▸ Work to complete:
A faithful copy of all the records is needed, with the pictures omitted.

Segment Open

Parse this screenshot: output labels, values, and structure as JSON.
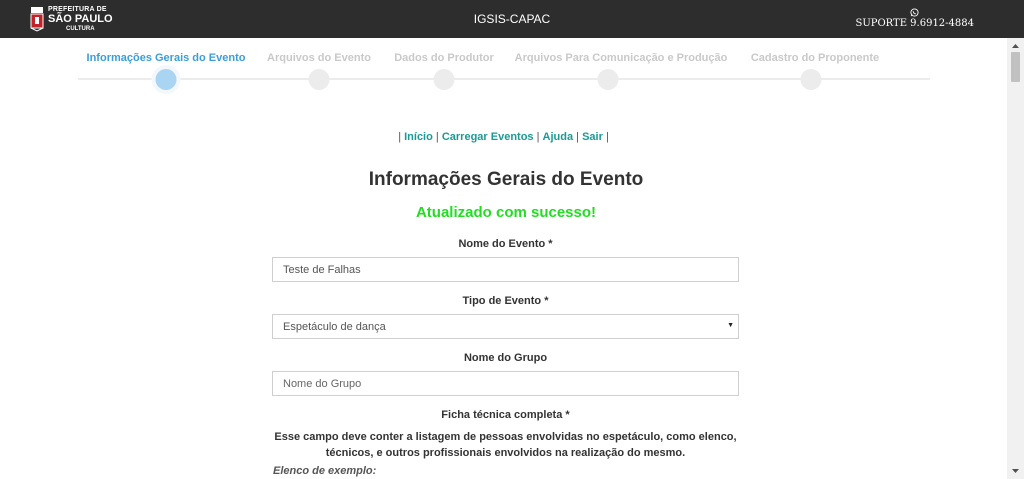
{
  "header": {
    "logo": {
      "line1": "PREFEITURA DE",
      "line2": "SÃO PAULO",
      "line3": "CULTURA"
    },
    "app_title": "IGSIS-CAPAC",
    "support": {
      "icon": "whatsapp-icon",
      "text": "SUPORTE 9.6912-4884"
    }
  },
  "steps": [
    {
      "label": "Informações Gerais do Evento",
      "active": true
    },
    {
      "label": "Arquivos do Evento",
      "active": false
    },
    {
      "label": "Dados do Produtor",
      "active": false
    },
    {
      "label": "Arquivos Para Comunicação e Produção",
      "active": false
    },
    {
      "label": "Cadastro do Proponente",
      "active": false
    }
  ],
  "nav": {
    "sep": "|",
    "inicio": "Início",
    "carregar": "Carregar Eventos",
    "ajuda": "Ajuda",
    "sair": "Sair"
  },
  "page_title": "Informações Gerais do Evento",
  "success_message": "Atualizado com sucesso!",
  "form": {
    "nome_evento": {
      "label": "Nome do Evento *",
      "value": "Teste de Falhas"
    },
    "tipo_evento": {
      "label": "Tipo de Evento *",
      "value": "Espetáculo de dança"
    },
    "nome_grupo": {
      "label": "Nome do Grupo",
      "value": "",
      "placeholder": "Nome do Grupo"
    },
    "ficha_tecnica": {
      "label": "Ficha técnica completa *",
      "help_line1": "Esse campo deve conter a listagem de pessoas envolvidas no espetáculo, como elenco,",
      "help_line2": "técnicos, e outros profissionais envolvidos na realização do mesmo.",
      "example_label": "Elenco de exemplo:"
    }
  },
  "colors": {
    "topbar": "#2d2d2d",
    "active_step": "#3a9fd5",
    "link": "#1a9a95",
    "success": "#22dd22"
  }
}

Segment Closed

▸ Answer section:
Parse this screenshot: output labels, values, and structure as JSON.
{
  "header": {
    "logo": {
      "line1": "PREFEITURA DE",
      "line2": "SÃO PAULO",
      "line3": "CULTURA"
    },
    "app_title": "IGSIS-CAPAC",
    "support": {
      "icon": "whatsapp-icon",
      "text": "SUPORTE 9.6912-4884"
    }
  },
  "steps": [
    {
      "label": "Informações Gerais do Evento",
      "active": true
    },
    {
      "label": "Arquivos do Evento",
      "active": false
    },
    {
      "label": "Dados do Produtor",
      "active": false
    },
    {
      "label": "Arquivos Para Comunicação e Produção",
      "active": false
    },
    {
      "label": "Cadastro do Proponente",
      "active": false
    }
  ],
  "nav": {
    "sep": "|",
    "inicio": "Início",
    "carregar": "Carregar Eventos",
    "ajuda": "Ajuda",
    "sair": "Sair"
  },
  "page_title": "Informações Gerais do Evento",
  "success_message": "Atualizado com sucesso!",
  "form": {
    "nome_evento": {
      "label": "Nome do Evento *",
      "value": "Teste de Falhas"
    },
    "tipo_evento": {
      "label": "Tipo de Evento *",
      "value": "Espetáculo de dança"
    },
    "nome_grupo": {
      "label": "Nome do Grupo",
      "value": "",
      "placeholder": "Nome do Grupo"
    },
    "ficha_tecnica": {
      "label": "Ficha técnica completa *",
      "help_line1": "Esse campo deve conter a listagem de pessoas envolvidas no espetáculo, como elenco,",
      "help_line2": "técnicos, e outros profissionais envolvidos na realização do mesmo.",
      "example_label": "Elenco de exemplo:"
    }
  },
  "colors": {
    "topbar": "#2d2d2d",
    "active_step": "#3a9fd5",
    "link": "#1a9a95",
    "success": "#22dd22"
  }
}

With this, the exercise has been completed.